EXTRACTED RECORDS |
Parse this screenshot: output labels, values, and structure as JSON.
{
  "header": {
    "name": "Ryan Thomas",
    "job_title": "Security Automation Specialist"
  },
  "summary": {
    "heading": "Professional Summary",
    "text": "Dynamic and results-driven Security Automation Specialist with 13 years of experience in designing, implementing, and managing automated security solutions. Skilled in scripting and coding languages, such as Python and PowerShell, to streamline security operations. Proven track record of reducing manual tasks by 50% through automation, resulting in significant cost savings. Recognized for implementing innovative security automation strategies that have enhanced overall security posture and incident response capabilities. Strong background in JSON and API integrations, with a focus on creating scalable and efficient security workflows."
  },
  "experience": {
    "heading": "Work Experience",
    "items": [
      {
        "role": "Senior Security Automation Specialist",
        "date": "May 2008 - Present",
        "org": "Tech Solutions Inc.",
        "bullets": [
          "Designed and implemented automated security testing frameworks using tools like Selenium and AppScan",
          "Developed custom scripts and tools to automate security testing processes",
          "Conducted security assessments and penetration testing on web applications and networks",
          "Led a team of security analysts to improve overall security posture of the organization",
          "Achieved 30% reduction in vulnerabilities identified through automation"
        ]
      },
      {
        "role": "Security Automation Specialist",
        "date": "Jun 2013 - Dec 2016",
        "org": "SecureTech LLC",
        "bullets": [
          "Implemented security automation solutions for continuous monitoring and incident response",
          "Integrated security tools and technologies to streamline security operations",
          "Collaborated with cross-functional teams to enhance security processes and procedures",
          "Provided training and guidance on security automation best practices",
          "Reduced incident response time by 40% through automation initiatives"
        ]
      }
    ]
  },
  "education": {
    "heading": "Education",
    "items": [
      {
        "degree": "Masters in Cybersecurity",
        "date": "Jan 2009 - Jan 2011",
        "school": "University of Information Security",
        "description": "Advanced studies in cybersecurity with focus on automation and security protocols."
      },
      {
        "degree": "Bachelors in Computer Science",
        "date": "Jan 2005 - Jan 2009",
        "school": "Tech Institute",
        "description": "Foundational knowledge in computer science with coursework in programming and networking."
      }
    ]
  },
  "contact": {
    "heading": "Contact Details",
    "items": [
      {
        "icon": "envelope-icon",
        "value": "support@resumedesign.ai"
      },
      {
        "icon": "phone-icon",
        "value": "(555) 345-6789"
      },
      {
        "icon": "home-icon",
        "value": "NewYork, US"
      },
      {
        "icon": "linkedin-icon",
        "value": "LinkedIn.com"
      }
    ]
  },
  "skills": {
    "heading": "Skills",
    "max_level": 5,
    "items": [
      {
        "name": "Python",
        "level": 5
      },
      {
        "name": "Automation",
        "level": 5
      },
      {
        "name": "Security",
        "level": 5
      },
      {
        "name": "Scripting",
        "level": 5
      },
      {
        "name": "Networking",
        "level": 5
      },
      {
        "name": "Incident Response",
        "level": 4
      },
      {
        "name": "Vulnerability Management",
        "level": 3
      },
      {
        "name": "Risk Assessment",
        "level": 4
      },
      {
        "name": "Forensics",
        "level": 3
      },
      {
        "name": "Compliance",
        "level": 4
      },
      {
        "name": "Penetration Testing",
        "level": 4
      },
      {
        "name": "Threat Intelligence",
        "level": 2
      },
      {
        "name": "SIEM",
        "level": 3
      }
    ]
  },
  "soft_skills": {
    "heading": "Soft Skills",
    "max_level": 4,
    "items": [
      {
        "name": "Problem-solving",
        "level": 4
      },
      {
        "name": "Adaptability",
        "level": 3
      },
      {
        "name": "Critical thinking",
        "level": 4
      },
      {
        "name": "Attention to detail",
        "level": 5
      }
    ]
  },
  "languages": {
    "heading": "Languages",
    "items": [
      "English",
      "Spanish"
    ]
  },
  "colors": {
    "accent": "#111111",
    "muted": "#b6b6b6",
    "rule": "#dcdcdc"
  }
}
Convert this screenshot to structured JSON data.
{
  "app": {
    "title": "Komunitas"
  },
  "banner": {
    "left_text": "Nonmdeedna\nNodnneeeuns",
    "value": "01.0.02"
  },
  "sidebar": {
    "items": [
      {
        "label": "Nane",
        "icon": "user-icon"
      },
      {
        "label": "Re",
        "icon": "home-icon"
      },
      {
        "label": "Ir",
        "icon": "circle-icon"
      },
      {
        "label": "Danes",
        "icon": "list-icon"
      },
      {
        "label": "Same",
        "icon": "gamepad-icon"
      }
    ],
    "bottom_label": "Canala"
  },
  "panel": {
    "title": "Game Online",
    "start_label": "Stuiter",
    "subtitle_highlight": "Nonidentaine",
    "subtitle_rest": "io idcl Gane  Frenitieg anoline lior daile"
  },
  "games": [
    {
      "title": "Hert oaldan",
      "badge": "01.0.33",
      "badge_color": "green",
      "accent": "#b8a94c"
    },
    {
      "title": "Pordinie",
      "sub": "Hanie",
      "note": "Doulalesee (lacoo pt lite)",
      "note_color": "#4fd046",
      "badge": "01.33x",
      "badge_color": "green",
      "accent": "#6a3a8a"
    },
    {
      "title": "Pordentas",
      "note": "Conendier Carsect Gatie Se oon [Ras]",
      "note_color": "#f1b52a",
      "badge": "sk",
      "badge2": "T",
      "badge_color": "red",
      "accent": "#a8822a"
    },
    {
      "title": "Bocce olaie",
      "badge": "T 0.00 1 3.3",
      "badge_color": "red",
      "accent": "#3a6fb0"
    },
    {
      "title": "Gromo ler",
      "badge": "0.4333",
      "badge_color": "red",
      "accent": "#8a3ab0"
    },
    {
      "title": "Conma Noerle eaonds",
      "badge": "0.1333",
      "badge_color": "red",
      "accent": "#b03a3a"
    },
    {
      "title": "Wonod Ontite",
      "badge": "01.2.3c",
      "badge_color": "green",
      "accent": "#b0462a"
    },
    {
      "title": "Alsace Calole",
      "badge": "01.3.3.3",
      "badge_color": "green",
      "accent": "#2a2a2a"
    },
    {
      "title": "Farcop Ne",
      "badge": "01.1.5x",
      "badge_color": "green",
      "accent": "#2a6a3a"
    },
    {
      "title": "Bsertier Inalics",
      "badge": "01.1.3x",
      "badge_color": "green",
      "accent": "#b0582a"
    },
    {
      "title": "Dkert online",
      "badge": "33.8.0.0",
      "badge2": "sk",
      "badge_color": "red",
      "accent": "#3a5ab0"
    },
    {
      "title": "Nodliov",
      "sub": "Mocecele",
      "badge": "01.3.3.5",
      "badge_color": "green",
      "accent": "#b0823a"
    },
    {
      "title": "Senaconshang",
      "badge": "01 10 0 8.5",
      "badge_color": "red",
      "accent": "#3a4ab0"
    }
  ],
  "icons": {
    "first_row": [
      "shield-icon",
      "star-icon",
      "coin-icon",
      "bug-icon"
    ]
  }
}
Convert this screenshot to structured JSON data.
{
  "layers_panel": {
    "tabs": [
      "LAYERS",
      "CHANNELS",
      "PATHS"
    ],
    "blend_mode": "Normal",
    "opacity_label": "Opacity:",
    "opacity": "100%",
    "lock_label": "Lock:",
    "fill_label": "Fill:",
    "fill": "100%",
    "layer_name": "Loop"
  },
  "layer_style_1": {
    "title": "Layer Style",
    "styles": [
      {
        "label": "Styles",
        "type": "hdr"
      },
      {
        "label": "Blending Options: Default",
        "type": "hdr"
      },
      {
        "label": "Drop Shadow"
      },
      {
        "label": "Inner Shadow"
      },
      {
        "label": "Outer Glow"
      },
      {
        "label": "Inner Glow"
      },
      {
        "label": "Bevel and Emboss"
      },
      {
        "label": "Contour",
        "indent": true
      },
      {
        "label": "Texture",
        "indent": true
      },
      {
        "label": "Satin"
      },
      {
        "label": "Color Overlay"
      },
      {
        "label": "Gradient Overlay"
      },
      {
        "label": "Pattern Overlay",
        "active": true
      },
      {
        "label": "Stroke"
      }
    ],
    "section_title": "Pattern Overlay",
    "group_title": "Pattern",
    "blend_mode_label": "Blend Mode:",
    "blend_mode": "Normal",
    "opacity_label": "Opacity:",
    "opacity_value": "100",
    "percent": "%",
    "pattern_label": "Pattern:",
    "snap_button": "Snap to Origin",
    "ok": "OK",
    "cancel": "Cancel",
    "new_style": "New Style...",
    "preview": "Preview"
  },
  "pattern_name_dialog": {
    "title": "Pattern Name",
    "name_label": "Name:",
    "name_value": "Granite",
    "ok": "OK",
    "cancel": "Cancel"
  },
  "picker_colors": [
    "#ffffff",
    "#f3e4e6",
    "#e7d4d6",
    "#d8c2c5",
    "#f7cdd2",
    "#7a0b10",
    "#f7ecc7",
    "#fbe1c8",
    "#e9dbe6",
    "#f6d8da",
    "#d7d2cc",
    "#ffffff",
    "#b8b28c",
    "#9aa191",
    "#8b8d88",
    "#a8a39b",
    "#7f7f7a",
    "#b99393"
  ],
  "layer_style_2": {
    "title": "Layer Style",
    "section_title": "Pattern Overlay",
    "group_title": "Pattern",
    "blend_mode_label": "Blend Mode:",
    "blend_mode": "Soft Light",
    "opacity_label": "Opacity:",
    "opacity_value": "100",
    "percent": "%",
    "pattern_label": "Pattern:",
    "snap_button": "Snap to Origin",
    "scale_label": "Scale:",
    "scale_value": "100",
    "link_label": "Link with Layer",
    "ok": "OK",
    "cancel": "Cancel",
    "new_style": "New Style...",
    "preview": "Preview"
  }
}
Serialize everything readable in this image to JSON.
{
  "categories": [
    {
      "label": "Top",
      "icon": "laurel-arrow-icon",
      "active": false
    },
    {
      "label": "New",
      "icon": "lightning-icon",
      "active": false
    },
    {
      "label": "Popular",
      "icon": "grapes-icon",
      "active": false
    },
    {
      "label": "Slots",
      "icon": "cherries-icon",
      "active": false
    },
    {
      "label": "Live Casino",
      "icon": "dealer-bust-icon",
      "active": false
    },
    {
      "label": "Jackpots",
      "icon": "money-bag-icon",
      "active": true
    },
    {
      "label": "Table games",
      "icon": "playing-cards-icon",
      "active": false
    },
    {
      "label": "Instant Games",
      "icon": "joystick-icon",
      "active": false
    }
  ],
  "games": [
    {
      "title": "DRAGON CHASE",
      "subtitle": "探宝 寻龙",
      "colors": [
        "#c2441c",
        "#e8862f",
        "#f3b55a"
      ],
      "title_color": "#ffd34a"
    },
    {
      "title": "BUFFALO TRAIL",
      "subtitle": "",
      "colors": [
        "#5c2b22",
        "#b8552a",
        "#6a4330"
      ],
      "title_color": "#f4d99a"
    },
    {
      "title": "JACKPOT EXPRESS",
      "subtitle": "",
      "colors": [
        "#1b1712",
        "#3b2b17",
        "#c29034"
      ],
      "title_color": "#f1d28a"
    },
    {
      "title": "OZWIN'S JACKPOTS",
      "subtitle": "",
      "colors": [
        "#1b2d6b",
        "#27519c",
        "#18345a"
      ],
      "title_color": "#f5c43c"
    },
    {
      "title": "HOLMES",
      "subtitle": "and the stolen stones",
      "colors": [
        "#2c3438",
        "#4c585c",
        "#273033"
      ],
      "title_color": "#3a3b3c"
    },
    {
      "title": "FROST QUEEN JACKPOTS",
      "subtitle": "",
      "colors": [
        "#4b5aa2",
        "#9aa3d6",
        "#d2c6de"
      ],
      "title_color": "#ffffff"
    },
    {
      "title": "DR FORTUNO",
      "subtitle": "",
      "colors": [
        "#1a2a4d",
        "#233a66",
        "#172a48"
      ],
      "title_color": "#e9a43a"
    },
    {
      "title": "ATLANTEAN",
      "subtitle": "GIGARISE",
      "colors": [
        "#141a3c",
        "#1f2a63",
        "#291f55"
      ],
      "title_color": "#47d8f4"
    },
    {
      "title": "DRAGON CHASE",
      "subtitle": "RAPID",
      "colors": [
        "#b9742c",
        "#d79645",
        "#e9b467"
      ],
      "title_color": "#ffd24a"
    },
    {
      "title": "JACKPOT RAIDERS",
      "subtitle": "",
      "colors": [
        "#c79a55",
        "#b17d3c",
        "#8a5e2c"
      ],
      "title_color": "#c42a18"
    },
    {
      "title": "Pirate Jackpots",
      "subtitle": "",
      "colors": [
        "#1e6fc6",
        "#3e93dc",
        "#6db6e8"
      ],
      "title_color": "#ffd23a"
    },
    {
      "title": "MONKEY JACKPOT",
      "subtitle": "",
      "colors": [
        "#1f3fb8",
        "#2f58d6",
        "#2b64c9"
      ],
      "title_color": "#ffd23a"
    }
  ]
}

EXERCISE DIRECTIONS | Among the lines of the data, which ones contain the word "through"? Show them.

YOUR RESPONSE |
    "text": "Dynamic and results-driven Security Automation Specialist with 13 years of experience in designing, implementing, and managing automated security solutions. Skilled in scripting and coding languages, such as Python and PowerShell, to streamline security operations. Proven track record of reducing manual tasks by 50% through automation, resulting in significant cost savings. Recognized for implementing innovative security automation strategies that have enhanced overall security posture and incident response capabilities. Strong background in JSON and API integrations, with a focus on creating scalable and efficient security workflows."
          "Achieved 30% reduction in vulnerabilities identified through automation"
          "Reduced incident response time by 40% through automation initiatives"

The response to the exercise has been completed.